California couples who are at the end of a marriage and getting a divorce will often have various levels of dispute about property division. Frequently, the law will have specific rules to address most issues. Some of the more common assets and properties that will result in acrimony and a back and forth as to whom will get what are a marital home, motor vehicles, bank accounts, retirement accounts and collectibles. There are, however, other properties that can lead to tension in a divorce.
If there were personal injury damages to one of the spouses and they have a pending case or received an award, this might be the foundation for a disagreement. According to the law, money or property that was received or will be received as part of a judgment or settlement because of personal injury suffered during the marriage will not be separate property, except in cases where that which was received was commingled in the community estate. In short, unless the money or property was mixed with jointly owned property, it will remain separate.
The party who was injured will receive these damages. The court does have the right to assess the couple’s economic circumstances and their needs before deciding how it will be divided. It can also consider how long it has been since the damages were recovered or accrued as the case is pending. Other facts can be considered as well. If it is decided that the facts require a different method of disposition with the property, it can be awarded proportionally. A minimum of 50 percent of the damages will be awarded to the party who was injured.
During a divorce, people will want to receive what they consider to be a fair share of the marital property.

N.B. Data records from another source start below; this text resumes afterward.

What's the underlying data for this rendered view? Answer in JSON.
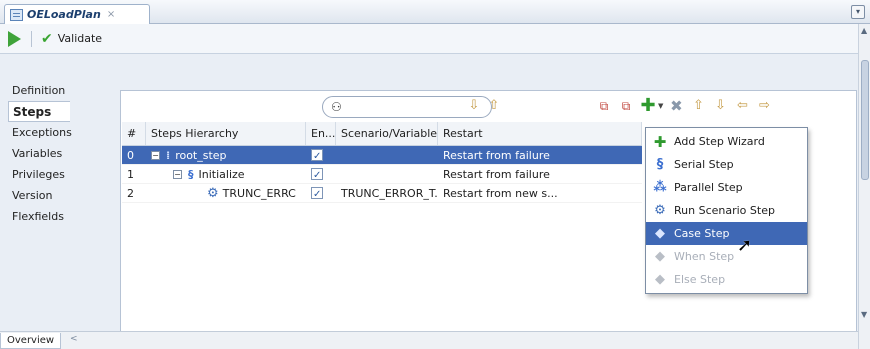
{
  "tab": {
    "title": "OELoadPlan",
    "close": "×",
    "menu": "▾"
  },
  "toolbar": {
    "run": "",
    "validate": "Validate"
  },
  "sections": [
    "Definition",
    "Steps",
    "Exceptions",
    "Variables",
    "Privileges",
    "Version",
    "Flexfields"
  ],
  "active_section": "Steps",
  "table": {
    "headers": [
      "#",
      "Steps Hierarchy",
      "En...",
      "Scenario/Variable",
      "Restart"
    ],
    "rows": [
      {
        "num": "0",
        "name": "root_step",
        "enabled": true,
        "scenario": "",
        "restart": "Restart from failure"
      },
      {
        "num": "1",
        "name": "Initialize",
        "enabled": true,
        "scenario": "",
        "restart": "Restart from failure"
      },
      {
        "num": "2",
        "name": "TRUNC_ERRC",
        "enabled": true,
        "scenario": "TRUNC_ERROR_T...",
        "restart": "Restart from new s..."
      }
    ]
  },
  "menu": {
    "items": [
      {
        "label": "Add Step Wizard",
        "icon": "add-icon",
        "state": "normal"
      },
      {
        "label": "Serial Step",
        "icon": "serial-step-icon",
        "state": "normal"
      },
      {
        "label": "Parallel Step",
        "icon": "parallel-step-icon",
        "state": "normal"
      },
      {
        "label": "Run Scenario Step",
        "icon": "scenario-icon",
        "state": "normal"
      },
      {
        "label": "Case Step",
        "icon": "case-step-icon",
        "state": "hover"
      },
      {
        "label": "When Step",
        "icon": "diamond-icon",
        "state": "disabled"
      },
      {
        "label": "Else Step",
        "icon": "diamond-icon",
        "state": "disabled"
      }
    ]
  },
  "footer": {
    "overview": "Overview",
    "scroll_left": "<"
  },
  "colors": {
    "selection": "#3f68b5",
    "add_green": "#2f9a2f"
  }
}
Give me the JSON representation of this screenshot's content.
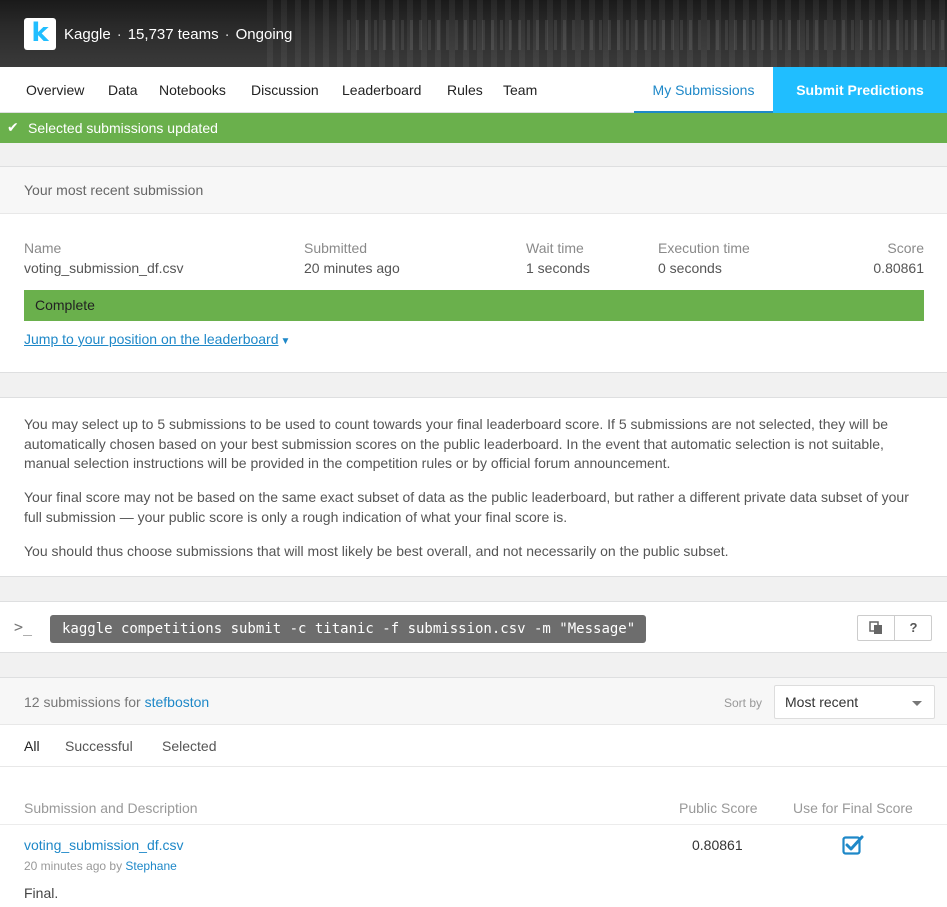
{
  "header": {
    "logo_letter": "k",
    "app_name": "Kaggle",
    "teams": "15,737 teams",
    "status": "Ongoing"
  },
  "nav": {
    "items": [
      "Overview",
      "Data",
      "Notebooks",
      "Discussion",
      "Leaderboard",
      "Rules",
      "Team"
    ],
    "my_submissions": "My Submissions",
    "submit": "Submit Predictions"
  },
  "notice": {
    "text": "Selected submissions updated",
    "color": "#6ab04c"
  },
  "recent": {
    "title": "Your most recent submission",
    "labels": {
      "name": "Name",
      "submitted": "Submitted",
      "wait": "Wait time",
      "exec": "Execution time",
      "score": "Score"
    },
    "values": {
      "name": "voting_submission_df.csv",
      "submitted": "20 minutes ago",
      "wait": "1 seconds",
      "exec": "0 seconds",
      "score": "0.80861"
    },
    "status": "Complete",
    "jump_link": "Jump to your position on the leaderboard"
  },
  "info": {
    "p1": "You may select up to 5 submissions to be used to count towards your final leaderboard score. If 5 submissions are not selected, they will be automatically chosen based on your best submission scores on the public leaderboard. In the event that automatic selection is not suitable, manual selection instructions will be provided in the competition rules or by official forum announcement.",
    "p2": "Your final score may not be based on the same exact subset of data as the public leaderboard, but rather a different private data subset of your full submission — your public score is only a rough indication of what your final score is.",
    "p3": "You should thus choose submissions that will most likely be best overall, and not necessarily on the public subset."
  },
  "command": {
    "prompt": ">_",
    "text": "kaggle competitions submit -c titanic -f submission.csv -m \"Message\"",
    "help": "?"
  },
  "list": {
    "count_prefix": "12 submissions for",
    "user": "stefboston",
    "sort_label": "Sort by",
    "sort_value": "Most recent",
    "filters": [
      "All",
      "Successful",
      "Selected"
    ],
    "columns": {
      "description": "Submission and Description",
      "public": "Public Score",
      "final": "Use for Final Score"
    },
    "rows": [
      {
        "file": "voting_submission_df.csv",
        "meta_prefix": "20 minutes ago by",
        "author": "Stephane",
        "score": "0.80861",
        "selected": true,
        "description": "Final."
      }
    ]
  }
}
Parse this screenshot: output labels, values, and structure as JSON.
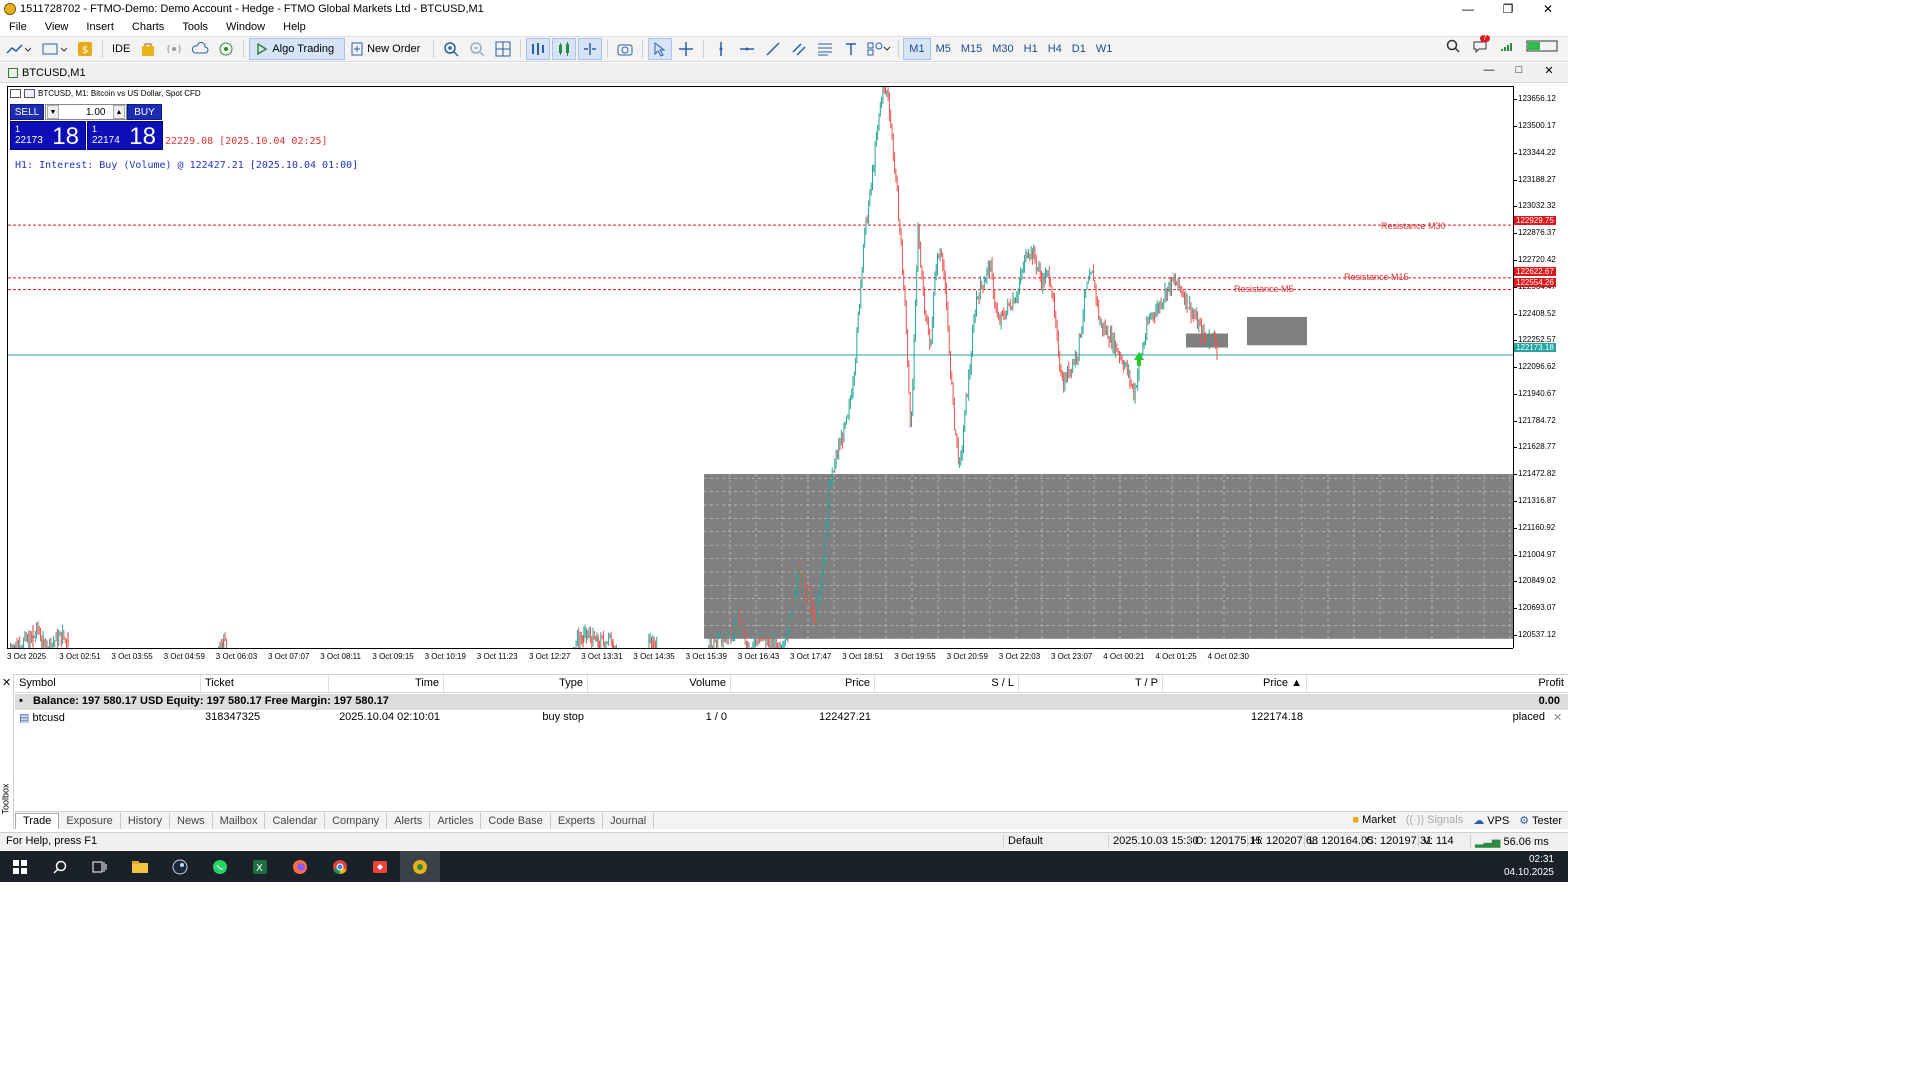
{
  "window": {
    "title": "1511728702 - FTMO-Demo: Demo Account - Hedge - FTMO Global Markets Ltd - BTCUSD,M1"
  },
  "menu": [
    "File",
    "View",
    "Insert",
    "Charts",
    "Tools",
    "Window",
    "Help"
  ],
  "toolbar": {
    "ide_label": "IDE",
    "algo_label": "Algo Trading",
    "new_order_label": "New Order",
    "timeframes": [
      "M1",
      "M5",
      "M15",
      "M30",
      "H1",
      "H4",
      "D1",
      "W1"
    ],
    "active_timeframe": "M1",
    "notification_count": "7"
  },
  "chart_window": {
    "title": "BTCUSD,M1"
  },
  "chart": {
    "symbol_header": "BTCUSD, M1: Bitcoin vs US Dollar, Spot CFD",
    "sell_label": "SELL",
    "buy_label": "BUY",
    "lot": "1.00",
    "sell_price_prefix": "1",
    "sell_price_main": "22173",
    "sell_price_big": "18",
    "buy_price_prefix": "1",
    "buy_price_main": "22174",
    "buy_price_big": "18",
    "info_red": "22229.08 [2025.10.04 02:25]",
    "info_blue": "H1: Interest: Buy (Volume) @ 122427.21 [2025.10.04 01:00]",
    "resistance_labels": [
      "Resistance M30",
      "Resistance M15",
      "Resistance M5"
    ],
    "level_badges": [
      "122929.75",
      "122622.67",
      "122554.26",
      "122173.18"
    ],
    "colors": {
      "bull": "#26a69a",
      "bear": "#ef5350",
      "resistance": "#e0181d",
      "bid_line": "#24a3a0",
      "zone": "#808080",
      "sell_buy_bg": "#1c2db5"
    }
  },
  "chart_data": {
    "type": "candlestick",
    "ylim": [
      120461,
      123734
    ],
    "price_ticks": [
      "123656.12",
      "123500.17",
      "123344.22",
      "123188.27",
      "123032.32",
      "122876.37",
      "122720.42",
      "122564.47",
      "122408.52",
      "122252.57",
      "122096.62",
      "121940.67",
      "121784.72",
      "121628.77",
      "121472.82",
      "121316.87",
      "121160.92",
      "121004.97",
      "120849.02",
      "120693.07",
      "120537.12"
    ],
    "time_ticks": [
      "3 Oct 2025",
      "3 Oct 02:51",
      "3 Oct 03:55",
      "3 Oct 04:59",
      "3 Oct 06:03",
      "3 Oct 07:07",
      "3 Oct 08:11",
      "3 Oct 09:15",
      "3 Oct 10:19",
      "3 Oct 11:23",
      "3 Oct 12:27",
      "3 Oct 13:31",
      "3 Oct 14:35",
      "3 Oct 15:39",
      "3 Oct 16:43",
      "3 Oct 17:47",
      "3 Oct 18:51",
      "3 Oct 19:55",
      "3 Oct 20:59",
      "3 Oct 22:03",
      "3 Oct 23:07",
      "4 Oct 00:21",
      "4 Oct 01:25",
      "4 Oct 02:30"
    ],
    "close_path": [
      [
        0,
        120470
      ],
      [
        25,
        120520
      ],
      [
        30,
        120580
      ],
      [
        36,
        120470
      ],
      [
        55,
        120540
      ],
      [
        60,
        120470
      ],
      [
        210,
        120470
      ],
      [
        215,
        120520
      ],
      [
        220,
        120470
      ],
      [
        565,
        120470
      ],
      [
        570,
        120520
      ],
      [
        580,
        120540
      ],
      [
        590,
        120490
      ],
      [
        600,
        120520
      ],
      [
        610,
        120470
      ],
      [
        640,
        120470
      ],
      [
        645,
        120500
      ],
      [
        650,
        120470
      ],
      [
        700,
        120470
      ],
      [
        720,
        120530
      ],
      [
        730,
        120620
      ],
      [
        740,
        120480
      ],
      [
        750,
        120520
      ],
      [
        770,
        120470
      ],
      [
        780,
        120560
      ],
      [
        790,
        120900
      ],
      [
        800,
        120780
      ],
      [
        808,
        120600
      ],
      [
        815,
        121000
      ],
      [
        822,
        121400
      ],
      [
        830,
        121620
      ],
      [
        840,
        121800
      ],
      [
        848,
        122200
      ],
      [
        855,
        122800
      ],
      [
        862,
        123100
      ],
      [
        868,
        123400
      ],
      [
        874,
        123720
      ],
      [
        880,
        123700
      ],
      [
        886,
        123300
      ],
      [
        892,
        122900
      ],
      [
        898,
        122350
      ],
      [
        903,
        121700
      ],
      [
        910,
        122900
      ],
      [
        916,
        122500
      ],
      [
        922,
        122200
      ],
      [
        928,
        122700
      ],
      [
        934,
        122800
      ],
      [
        940,
        122300
      ],
      [
        946,
        121800
      ],
      [
        952,
        121500
      ],
      [
        958,
        121900
      ],
      [
        962,
        122100
      ],
      [
        968,
        122500
      ],
      [
        975,
        122600
      ],
      [
        982,
        122700
      ],
      [
        990,
        122350
      ],
      [
        1000,
        122450
      ],
      [
        1010,
        122550
      ],
      [
        1020,
        122800
      ],
      [
        1026,
        122750
      ],
      [
        1034,
        122600
      ],
      [
        1042,
        122650
      ],
      [
        1048,
        122300
      ],
      [
        1055,
        122000
      ],
      [
        1062,
        122100
      ],
      [
        1070,
        122200
      ],
      [
        1078,
        122550
      ],
      [
        1085,
        122650
      ],
      [
        1092,
        122350
      ],
      [
        1100,
        122300
      ],
      [
        1110,
        122200
      ],
      [
        1118,
        122100
      ],
      [
        1126,
        121950
      ],
      [
        1134,
        122200
      ],
      [
        1142,
        122400
      ],
      [
        1150,
        122450
      ],
      [
        1158,
        122550
      ],
      [
        1166,
        122600
      ],
      [
        1174,
        122550
      ],
      [
        1182,
        122450
      ],
      [
        1190,
        122350
      ],
      [
        1198,
        122250
      ],
      [
        1204,
        122300
      ],
      [
        1210,
        122180
      ]
    ],
    "resistances": [
      {
        "name": "Resistance M30",
        "price": 122929.75
      },
      {
        "name": "Resistance M15",
        "price": 122622.67
      },
      {
        "name": "Resistance M5",
        "price": 122554.26
      }
    ],
    "bid": 122173.18,
    "demand_zone": {
      "price_top": 121480,
      "price_bottom": 120520,
      "start": "3 Oct 15:10"
    },
    "small_zones": [
      {
        "price_top": 122395,
        "price_bottom": 122230
      },
      {
        "price_top": 122275,
        "price_bottom": 122235
      }
    ]
  },
  "trade": {
    "columns": [
      "Symbol",
      "Ticket",
      "Time",
      "Type",
      "Volume",
      "Price",
      "S / L",
      "T / P",
      "Price",
      "Profit"
    ],
    "balance_line": "Balance: 197 580.17 USD  Equity: 197 580.17  Free Margin: 197 580.17",
    "balance_profit": "0.00",
    "orders": [
      {
        "symbol": "btcusd",
        "ticket": "318347325",
        "time": "2025.10.04 02:10:01",
        "type": "buy stop",
        "volume": "1 / 0",
        "price": "122427.21",
        "sl": "",
        "tp": "",
        "cur_price": "122174.18",
        "profit": "placed"
      }
    ]
  },
  "tabs": [
    "Trade",
    "Exposure",
    "History",
    "News",
    "Mailbox",
    "Calendar",
    "Company",
    "Alerts",
    "Articles",
    "Code Base",
    "Experts",
    "Journal"
  ],
  "tabs_right": [
    "Market",
    "Signals",
    "VPS",
    "Tester"
  ],
  "toolbox_label": "Toolbox",
  "status": {
    "help": "For Help, press F1",
    "profile": "Default",
    "datetime": "2025.10.03 15:30",
    "open": "O: 120175.15",
    "high": "H: 120207.68",
    "low": "L: 120164.05",
    "close": "C: 120197.31",
    "volume": "V: 114",
    "ping": "56.06 ms"
  },
  "taskbar": {
    "time": "02:31",
    "date": "04.10.2025"
  }
}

When there was a previous personal injury case or one is ongoing as the divorce moves forward, it is essential to understand how any award will be handled in the context of property division.